Take the 2-minute tour ×
Stack Overflow is a question and answer site for professional and enthusiast programmers. It's 100% free, no registration required.

I've an application "A". I've a Second application called "B" that is used to run "A"

to run "A" you first run "B", input a password then, "B" decrypts "A", then "A" is executed!

now the problem is, when i close "A" i want it back encrypted! right now the only way is to run again "B" encrypt and then quit B.

I can run "B" at the when i close "A" as OnClose routing, and ecncrypt "A" again.

BUT!

What if instead of closing "A" for some reason it crashes? I need a way to be sure then when i terminate process "A" it automatically get auto encrypted again.

Any suggestion?

share|improve this question
7  
What problem are you trying to solve? Why do you think encrypting is a solution? –  Oded Mar 1 '12 at 15:02
1  
I bet that the encryption key is stored as clear text in "A" –  jgauffin Mar 1 '12 at 15:05
5  
More likely the key would be stored in 'B', and even if it isn't I'm sure it's IL will tell you how to find it. –  M.Babcock Mar 1 '12 at 15:06
1  
@M.Babcock: hehe. All A:s and B:s made by head start to spin ;) –  jgauffin Mar 1 '12 at 15:18
6  
So you are encrypting the program to stop yourself from reading the encrypted program? Again: you are asking security questions without first describing the threat or the attacker. No one can give you a sensible answer to a question about building defenses without knowing what the attack is. –  Eric Lippert Mar 2 '12 at 15:16

1 Answer 1

As others have hinted, you are more likely to cause problems then solve anything. The code in "B" can be inspected using free software (ILSpy, for example) - it would take a hostile developer less than half an hour to create their own version of "B" without the password.

Aside from that: you should not decrypt "A" on disk - even a beginner user could just copy paste the result before shutting down "A". To counter that, "B" would have to decrypt "A" and run "A" from memory in a separate AppDomain.

share|improve this answer
    
Thank for your replay. No you people are wrong let me illustrate why. The principle of open design illustrates that the security of a scheme does not depend on the added complexity and on the secrecy of its design. Now, my B encryption program when executed, asks for a key that will be given in input. The key is generated using PBKDF2. There is no hardcoded key anyway. The reason why i need to encrypt the program A is because i need the propertiy of confidentiality to be in place. A must be confidential and in this scenario this mean encrypted with AES256 –  NoobTom Mar 1 '12 at 16:37
    
It seemed obvious that the program is never execute by a user that can copy paste it. My only threat is that once the process A close/dies for some reason is not re-encrypted. –  NoobTom Mar 1 '12 at 16:48

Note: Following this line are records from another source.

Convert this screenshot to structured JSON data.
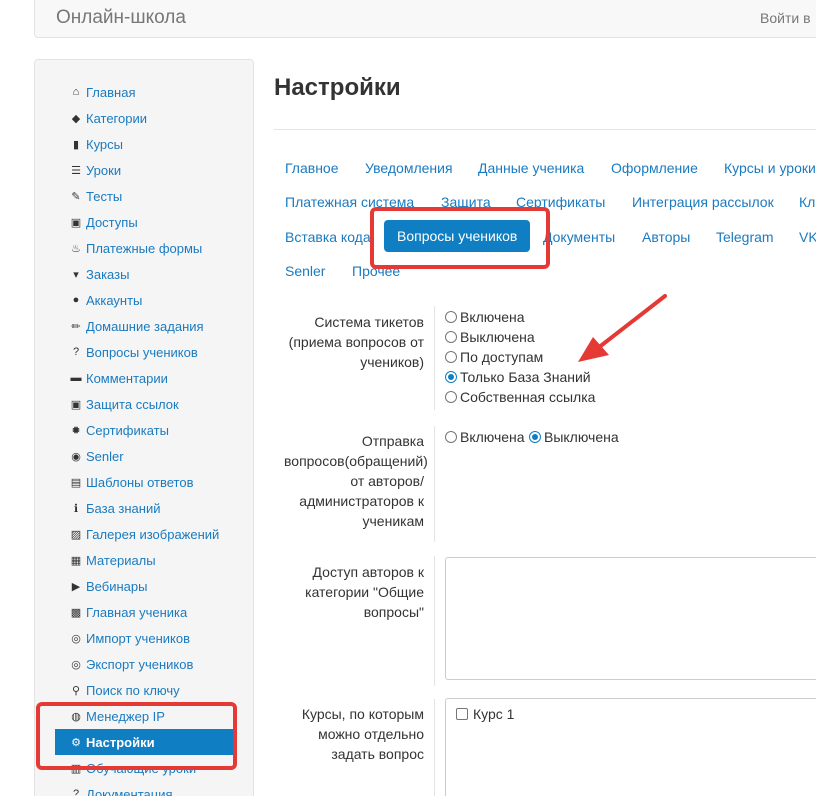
{
  "navbar": {
    "brand": "Онлайн-школа",
    "login": "Войти в"
  },
  "sidebar": {
    "items": [
      {
        "label": "Главная",
        "icon": "home-icon",
        "glyph": "⌂"
      },
      {
        "label": "Категории",
        "icon": "tag-icon",
        "glyph": "◆"
      },
      {
        "label": "Курсы",
        "icon": "book-icon",
        "glyph": "▮"
      },
      {
        "label": "Уроки",
        "icon": "list-icon",
        "glyph": "☰"
      },
      {
        "label": "Тесты",
        "icon": "edit-icon",
        "glyph": "✎"
      },
      {
        "label": "Доступы",
        "icon": "lock-icon",
        "glyph": "▣"
      },
      {
        "label": "Платежные формы",
        "icon": "fire-icon",
        "glyph": "♨"
      },
      {
        "label": "Заказы",
        "icon": "cart-icon",
        "glyph": "▾"
      },
      {
        "label": "Аккаунты",
        "icon": "user-icon",
        "glyph": "●"
      },
      {
        "label": "Домашние задания",
        "icon": "pencil-icon",
        "glyph": "✏"
      },
      {
        "label": "Вопросы учеников",
        "icon": "question-icon",
        "glyph": "?"
      },
      {
        "label": "Комментарии",
        "icon": "comment-icon",
        "glyph": "▬"
      },
      {
        "label": "Защита ссылок",
        "icon": "lock-icon",
        "glyph": "▣"
      },
      {
        "label": "Сертификаты",
        "icon": "certificate-icon",
        "glyph": "✹"
      },
      {
        "label": "Senler",
        "icon": "circle-play-icon",
        "glyph": "◉"
      },
      {
        "label": "Шаблоны ответов",
        "icon": "template-icon",
        "glyph": "▤"
      },
      {
        "label": "База знаний",
        "icon": "info-icon",
        "glyph": "ℹ"
      },
      {
        "label": "Галерея изображений",
        "icon": "picture-icon",
        "glyph": "▨"
      },
      {
        "label": "Материалы",
        "icon": "briefcase-icon",
        "glyph": "▦"
      },
      {
        "label": "Вебинары",
        "icon": "play-icon",
        "glyph": "▶"
      },
      {
        "label": "Главная ученика",
        "icon": "grid-icon",
        "glyph": "▩"
      },
      {
        "label": "Импорт учеников",
        "icon": "import-icon",
        "glyph": "◎"
      },
      {
        "label": "Экспорт учеников",
        "icon": "export-icon",
        "glyph": "◎"
      },
      {
        "label": "Поиск по ключу",
        "icon": "search-icon",
        "glyph": "⚲"
      },
      {
        "label": "Менеджер IP",
        "icon": "globe-icon",
        "glyph": "◍"
      },
      {
        "label": "Настройки",
        "icon": "gear-icon",
        "glyph": "⚙",
        "active": true
      },
      {
        "label": "Обучающие уроки",
        "icon": "film-icon",
        "glyph": "▥"
      },
      {
        "label": "Документация",
        "icon": "question-icon",
        "glyph": "?"
      }
    ]
  },
  "main": {
    "title": "Настройки",
    "tabs": [
      {
        "label": "Главное"
      },
      {
        "label": "Уведомления"
      },
      {
        "label": "Данные ученика"
      },
      {
        "label": "Оформление"
      },
      {
        "label": "Курсы и уроки"
      },
      {
        "label": "Платежная система"
      },
      {
        "label": "Защита"
      },
      {
        "label": "Сертификаты"
      },
      {
        "label": "Интеграция рассылок"
      },
      {
        "label": "Кл"
      },
      {
        "label": "Вставка кода"
      },
      {
        "label": "Вопросы учеников",
        "active": true
      },
      {
        "label": "Документы"
      },
      {
        "label": "Авторы"
      },
      {
        "label": "Telegram"
      },
      {
        "label": "VK"
      },
      {
        "label": "Senler"
      },
      {
        "label": "Прочее"
      }
    ],
    "ticket_system": {
      "label": "Система тикетов (приема вопросов от учеников)",
      "options": [
        "Включена",
        "Выключена",
        "По доступам",
        "Только База Знаний",
        "Собственная ссылка"
      ],
      "selected": "Только База Знаний"
    },
    "send_questions": {
      "label": "Отправка вопросов(обращений) от авторов/ администраторов к ученикам",
      "options": [
        "Включена",
        "Выключена"
      ],
      "selected": "Выключена"
    },
    "authors_access": {
      "label": "Доступ авторов к категории \"Общие вопросы\"",
      "value": ""
    },
    "courses": {
      "label": "Курсы, по которым можно отдельно задать вопрос",
      "items": [
        {
          "label": "Курс 1",
          "checked": false
        }
      ]
    }
  },
  "colors": {
    "accent": "#0f7ec2",
    "link": "#1a7bc0",
    "annotation": "#e53935"
  }
}
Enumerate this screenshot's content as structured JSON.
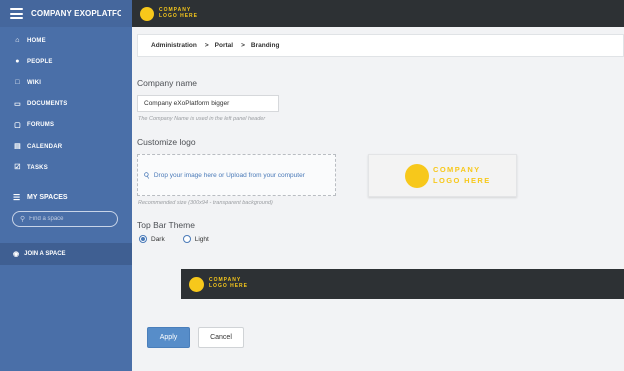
{
  "sidebar": {
    "title": "COMPANY EXOPLATFORM BIGGER",
    "items": [
      {
        "label": "HOME",
        "icon": "home-icon"
      },
      {
        "label": "PEOPLE",
        "icon": "people-icon"
      },
      {
        "label": "WIKI",
        "icon": "wiki-icon"
      },
      {
        "label": "DOCUMENTS",
        "icon": "folder-icon"
      },
      {
        "label": "FORUMS",
        "icon": "forums-icon"
      },
      {
        "label": "CALENDAR",
        "icon": "calendar-icon"
      },
      {
        "label": "TASKS",
        "icon": "tasks-icon"
      }
    ],
    "spaces_label": "MY SPACES",
    "search_placeholder": "Find a space",
    "join_label": "JOIN A SPACE"
  },
  "logo": {
    "line1": "COMPANY",
    "line2": "LOGO HERE"
  },
  "breadcrumb": {
    "items": [
      "Administration",
      "Portal",
      "Branding"
    ],
    "separator": ">"
  },
  "form": {
    "company_name_label": "Company name",
    "company_name_value": "Company eXoPlatform bigger",
    "company_name_hint": "The Company Name is used in the left panel header",
    "logo_label": "Customize logo",
    "dropzone_text": "Drop your image here or Upload from your computer",
    "logo_hint": "Recommended size (300x94 - transparent background)",
    "theme_label": "Top Bar Theme",
    "theme_options": [
      {
        "label": "Dark",
        "selected": true
      },
      {
        "label": "Light",
        "selected": false
      }
    ]
  },
  "buttons": {
    "apply": "Apply",
    "cancel": "Cancel"
  },
  "colors": {
    "sidebar": "#4a6fa8",
    "topbar": "#2d3134",
    "accent": "#578dc9",
    "logo": "#f7c81b"
  }
}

Your Answer

 
discard

By posting your answer, you agree to the privacy policy and terms of service.

Not the answer you're looking for? Browse other questions tagged or ask your own question.